[Records from a dataset]

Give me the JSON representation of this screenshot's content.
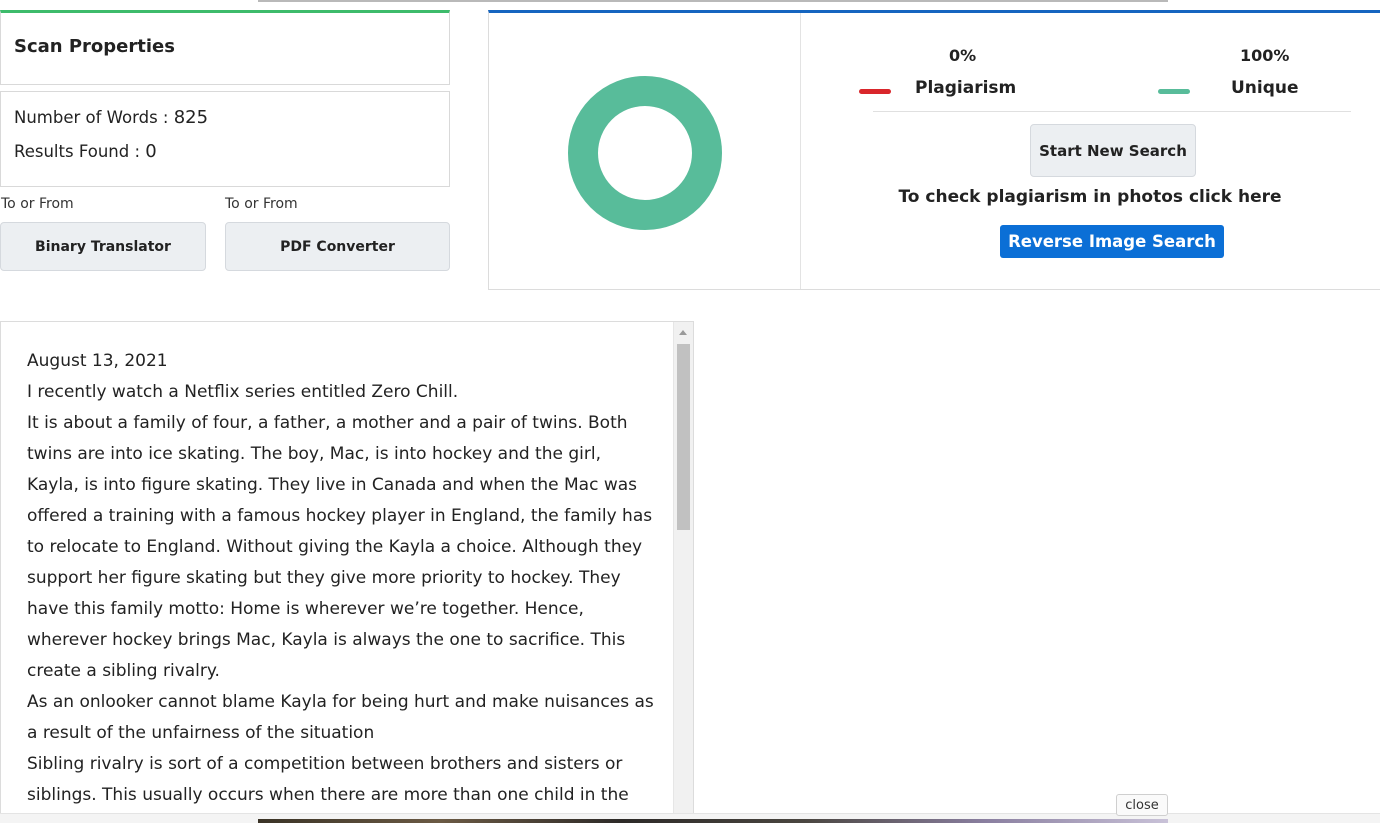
{
  "scan": {
    "title": "Scan Properties",
    "words_label": "Number of Words : ",
    "words_value": "825",
    "results_label": "Results Found : ",
    "results_value": "0"
  },
  "tools": [
    {
      "caption": "To or From",
      "label": "Binary Translator"
    },
    {
      "caption": "To or From",
      "label": "PDF Converter"
    }
  ],
  "result": {
    "plagiarism_percent": "0%",
    "plagiarism_label": "Plagiarism",
    "unique_percent": "100%",
    "unique_label": "Unique",
    "new_search_label": "Start New Search",
    "photo_text": "To check plagiarism in photos click here",
    "reverse_label": "Reverse Image Search",
    "colors": {
      "plagiarism": "#d9262b",
      "unique": "#58bc9a",
      "accent_blue": "#0b6fd6",
      "accent_green": "#3dbb6b"
    }
  },
  "chart_data": {
    "type": "pie",
    "categories": [
      "Plagiarism",
      "Unique"
    ],
    "values": [
      0,
      100
    ]
  },
  "text": {
    "paragraphs": [
      "August 13, 2021",
      "I recently watch a Netflix series entitled Zero Chill.",
      "It is about a family of four, a father, a mother and a pair of twins. Both twins are into ice skating. The boy, Mac, is into hockey and the girl, Kayla, is into figure skating. They live in Canada and when the Mac was offered a training with a famous hockey player in England, the family has to relocate to England. Without giving the Kayla a choice. Although they support her figure skating but they give more priority to hockey. They have this family motto: Home is wherever we’re together. Hence, wherever hockey brings Mac, Kayla is always the one to sacrifice. This create a sibling rivalry.",
      "As an onlooker cannot blame Kayla for being hurt and make nuisances as a result of the unfairness of the situation",
      "Sibling rivalry is sort of a competition between brothers and sisters or siblings. This usually occurs when there are more than one child in the"
    ]
  },
  "close_label": "close"
}
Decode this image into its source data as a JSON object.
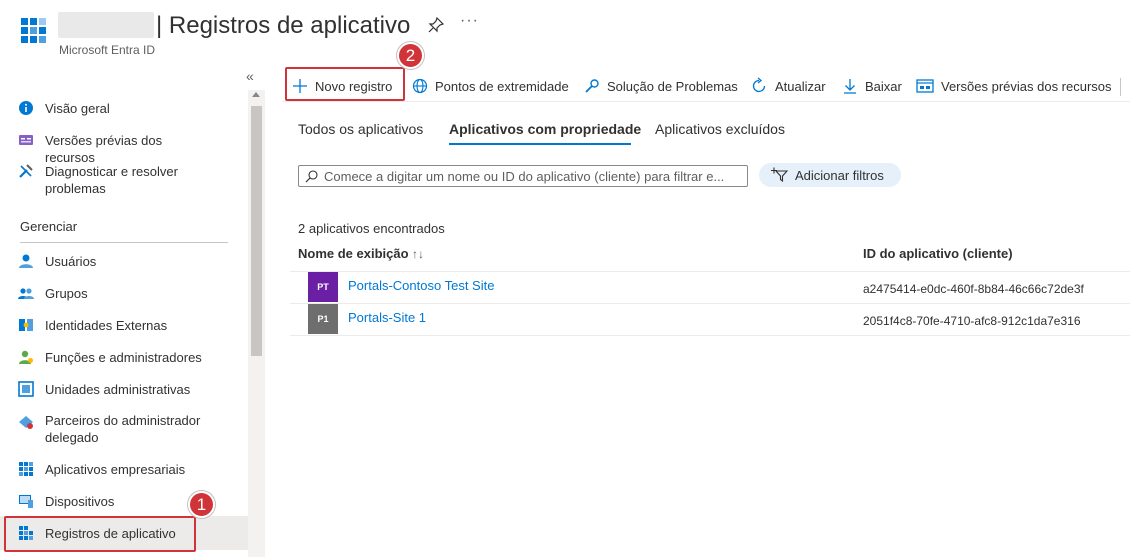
{
  "header": {
    "title": "| Registros de aplicativo",
    "subtitle": "Microsoft Entra ID",
    "more_label": "···"
  },
  "sidebar": {
    "collapse_label": "«",
    "section_manage": "Gerenciar",
    "items": [
      {
        "label": "Visão geral",
        "icon": "info-icon"
      },
      {
        "label": "Versões prévias dos recursos",
        "icon": "preview-icon"
      },
      {
        "label": "Diagnosticar e resolver problemas",
        "icon": "wrench-icon"
      },
      {
        "label": "Usuários",
        "icon": "user-icon"
      },
      {
        "label": "Grupos",
        "icon": "group-icon"
      },
      {
        "label": "Identidades Externas",
        "icon": "external-identities-icon"
      },
      {
        "label": "Funções e administradores",
        "icon": "roles-icon"
      },
      {
        "label": "Unidades administrativas",
        "icon": "admin-units-icon"
      },
      {
        "label": "Parceiros do administrador delegado",
        "icon": "partners-icon"
      },
      {
        "label": "Aplicativos empresariais",
        "icon": "enterprise-apps-icon"
      },
      {
        "label": "Dispositivos",
        "icon": "devices-icon"
      },
      {
        "label": "Registros de aplicativo",
        "icon": "app-registrations-icon"
      }
    ]
  },
  "toolbar": {
    "new_registration": "Novo registro",
    "endpoints": "Pontos de extremidade",
    "troubleshooting": "Solução de Problemas",
    "refresh": "Atualizar",
    "download": "Baixar",
    "preview_features": "Versões prévias dos recursos"
  },
  "tabs": [
    {
      "label": "Todos os aplicativos"
    },
    {
      "label": "Aplicativos com propriedade"
    },
    {
      "label": "Aplicativos excluídos"
    }
  ],
  "search": {
    "placeholder": "Comece a digitar um nome ou ID do aplicativo (cliente) para filtrar e..."
  },
  "filter_button": "Adicionar filtros",
  "results_count": "2 aplicativos encontrados",
  "table": {
    "headers": [
      "Nome de exibição",
      "ID do aplicativo (cliente)"
    ],
    "sort_glyph": "↑↓",
    "rows": [
      {
        "initials": "PT",
        "name": "Portals-Contoso Test Site",
        "app_id": "a2475414-e0dc-460f-8b84-46c66c72de3f",
        "color": "#6b1fa5"
      },
      {
        "initials": "P1",
        "name": "Portals-Site 1",
        "app_id": "2051f4c8-70fe-4710-afc8-912c1da7e316",
        "color": "#6e6e6e"
      }
    ]
  },
  "callouts": [
    {
      "number": "1"
    },
    {
      "number": "2"
    }
  ],
  "colors": {
    "accent": "#0078d4",
    "callout": "#d13438"
  }
}
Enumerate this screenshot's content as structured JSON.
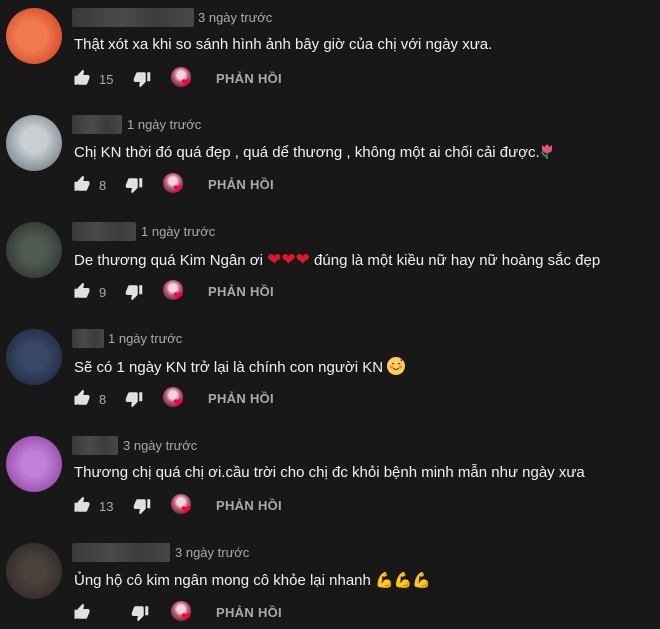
{
  "comments": [
    {
      "time": "3 ngày trước",
      "text": "Thật xót xa khi so sánh hình ảnh bây giờ của chị với ngày xưa.",
      "likes": "15",
      "reply_label": "PHẢN HỒI",
      "avatar_color": "#e8603a"
    },
    {
      "time": "1 ngày trước",
      "text": "Chị KN thời đó quá đẹp , quá dể thương , không  một  ai chối cải được.",
      "likes": "8",
      "reply_label": "PHẢN HỒI",
      "emoji": "tulip-icon",
      "avatar_color": "#9aa4ac"
    },
    {
      "time": "1 ngày trước",
      "text_before": "De thương quá Kim Ngân ơi ",
      "text_after": " đúng là một kiều nữ hay nữ hoàng sắc đẹp",
      "hearts": [
        "❤",
        "❤",
        "❤"
      ],
      "likes": "9",
      "reply_label": "PHẢN HỒI",
      "avatar_color": "#3e4640"
    },
    {
      "time": "1 ngày trước",
      "text": "Sẽ có 1 ngày KN trở lại là chính con người KN ",
      "likes": "8",
      "reply_label": "PHẢN HỒI",
      "emoji": "smiling-face-with-hearts-icon",
      "avatar_color": "#2a3550"
    },
    {
      "time": "3 ngày trước",
      "text": "Thương chị quá chị ơi.cầu trời cho chị đc khỏi bệnh minh mẫn như ngày xưa",
      "likes": "13",
      "reply_label": "PHẢN HỒI",
      "avatar_color": "#a35ab8"
    },
    {
      "time": "3 ngày trước",
      "text": "Ủng hộ cô kim ngân mong cô khỏe lại nhanh ",
      "arms": [
        "💪",
        "💪",
        "💪"
      ],
      "likes": "",
      "reply_label": "PHẢN HỒI",
      "avatar_color": "#3a3230"
    }
  ]
}
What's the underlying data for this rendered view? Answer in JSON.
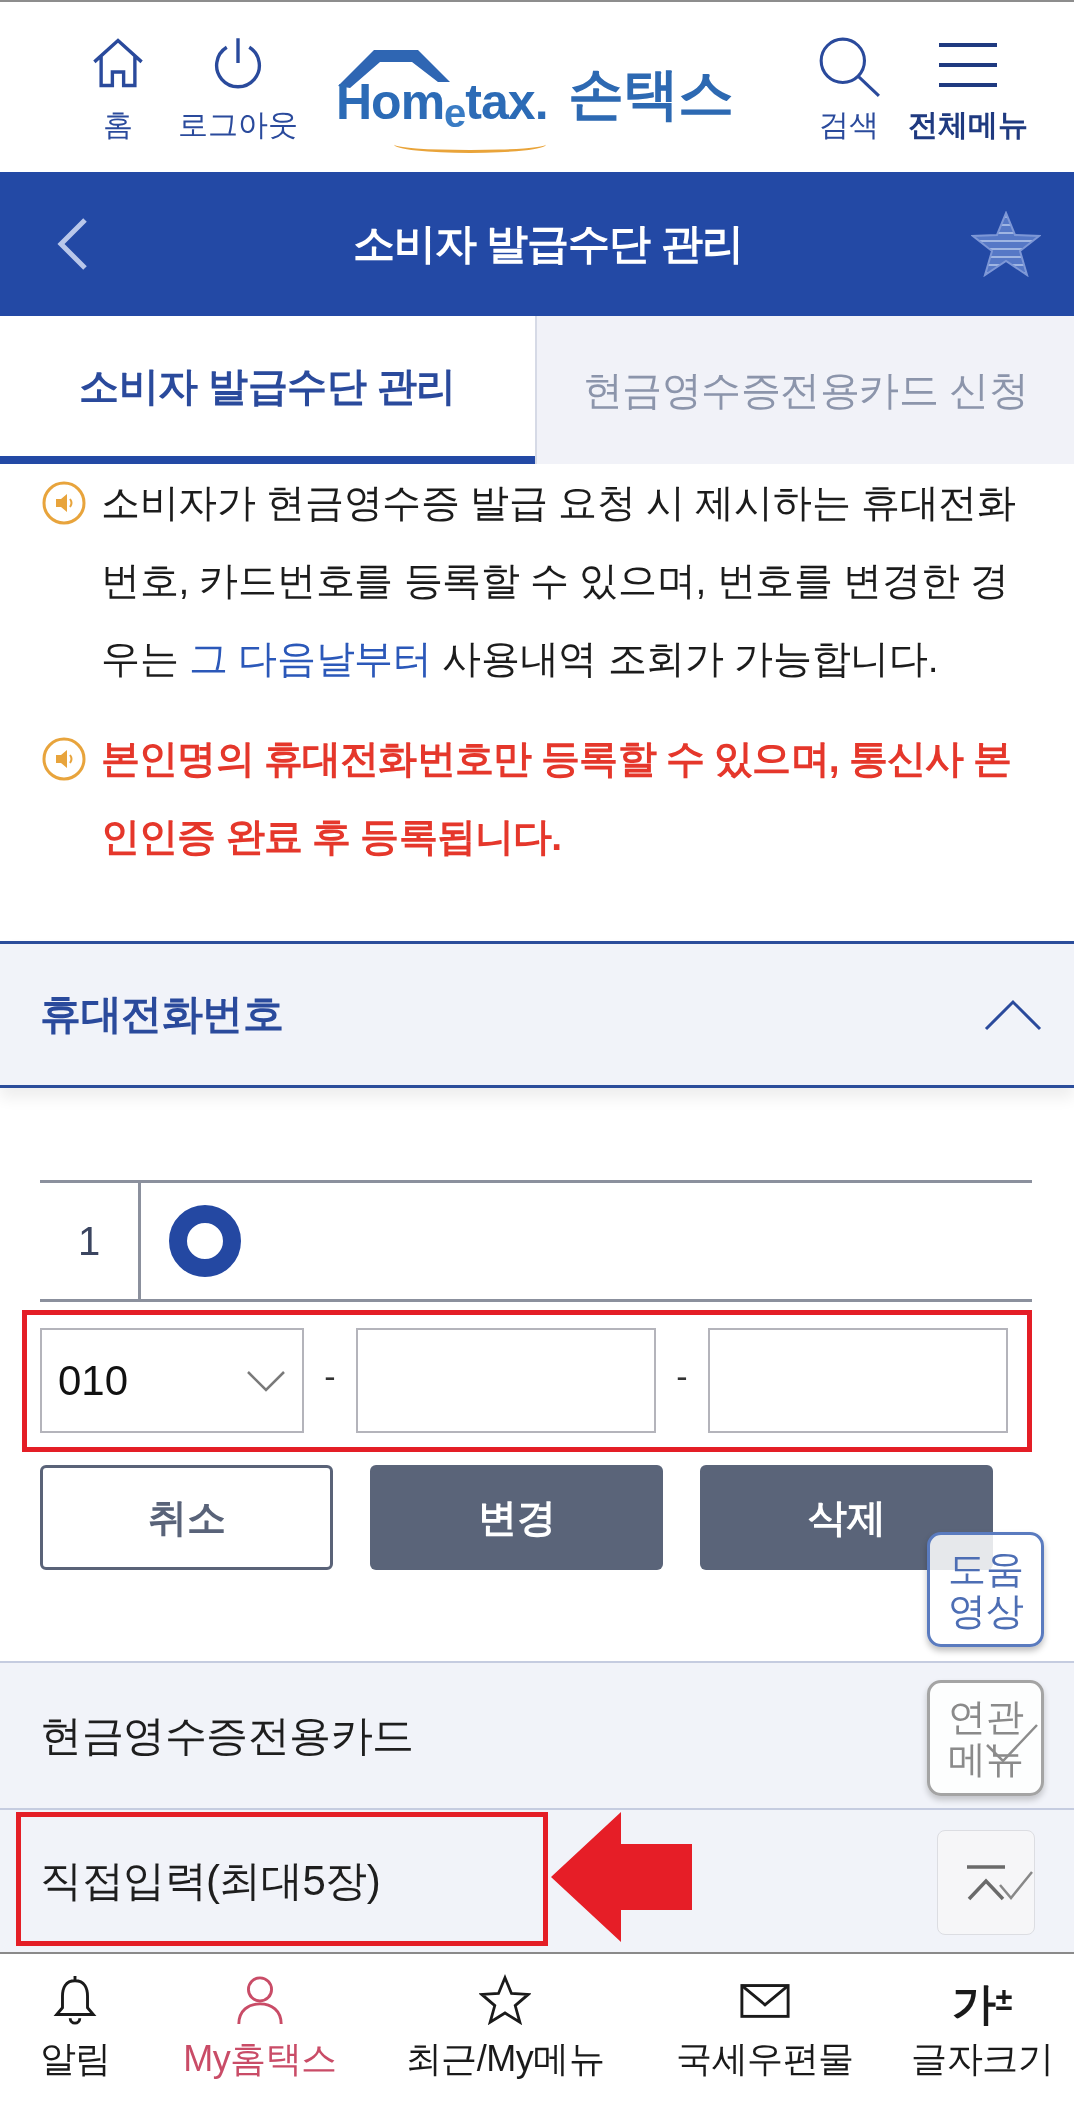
{
  "header": {
    "left": [
      {
        "kind": "home",
        "label": "홈",
        "bold": false
      },
      {
        "kind": "power",
        "label": "로그아웃",
        "bold": false
      }
    ],
    "logo": {
      "wordmark": "Hom$_{e}$tax.",
      "app_name": "손택스"
    },
    "right": [
      {
        "kind": "search",
        "label": "검색",
        "bold": false
      },
      {
        "kind": "menu",
        "label": "전체메뉴",
        "bold": true
      }
    ]
  },
  "title_bar": {
    "title": "소비자 발급수단 관리"
  },
  "tabs": [
    {
      "label": "소비자 발급수단 관리",
      "selected": true
    },
    {
      "label": "현금영수증전용카드 신청",
      "selected": false
    }
  ],
  "notices": [
    {
      "kind": "info",
      "text": "소비자가 현금영수증 발급 요청 시 제시하는 휴대전화번호, 카드번호를 등록할 수 있으며, 번호를 변경한 경우는 ",
      "highlight": "그 다음날부터",
      "text_after": " 사용내역 조회가 가능합니다."
    },
    {
      "kind": "warning",
      "text": "본인명의 휴대전화번호만 등록할 수 있으며, 통신사 본인인증 완료 후 등록됩니다."
    }
  ],
  "phone_section": {
    "title": "휴대전화번호",
    "expanded": true,
    "entries": [
      {
        "number": "1",
        "selected": true
      }
    ],
    "input": {
      "highlighted": true,
      "parts": [
        {
          "kind": "select",
          "value": "010"
        },
        {
          "kind": "separator",
          "text": "-"
        },
        {
          "kind": "input"
        },
        {
          "kind": "separator",
          "text": "-"
        },
        {
          "kind": "input"
        }
      ]
    },
    "buttons": [
      {
        "kind": "outline",
        "label": "취소"
      },
      {
        "kind": "filled",
        "label": "변경"
      },
      {
        "kind": "filled",
        "label": "삭제"
      }
    ]
  },
  "card_section": {
    "items": [
      {
        "label": "현금영수증전용카드",
        "highlighted": false,
        "pointer_arrow": false
      },
      {
        "label": "직접입력(최대5장)",
        "highlighted": true,
        "pointer_arrow": true
      }
    ]
  },
  "floating_buttons": [
    {
      "kind": "help_video",
      "label": "도움영상"
    },
    {
      "kind": "related_menu",
      "label": "연관메뉴"
    },
    {
      "kind": "scroll_top"
    }
  ],
  "bottom_nav": [
    {
      "kind": "bell",
      "label": "알림",
      "selected": false
    },
    {
      "kind": "person",
      "label": "My홈택스",
      "selected": true
    },
    {
      "kind": "star",
      "label": "최근/My메뉴",
      "selected": false
    },
    {
      "kind": "mail",
      "label": "국세우편물",
      "selected": false
    },
    {
      "kind": "glyph",
      "glyph": "가$^{±}$",
      "label": "글자크기",
      "selected": false
    }
  ]
}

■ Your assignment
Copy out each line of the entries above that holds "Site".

■ Result of the exercise
        "name": "Portals-Contoso Test Site",
        "name": "Portals-Site 1",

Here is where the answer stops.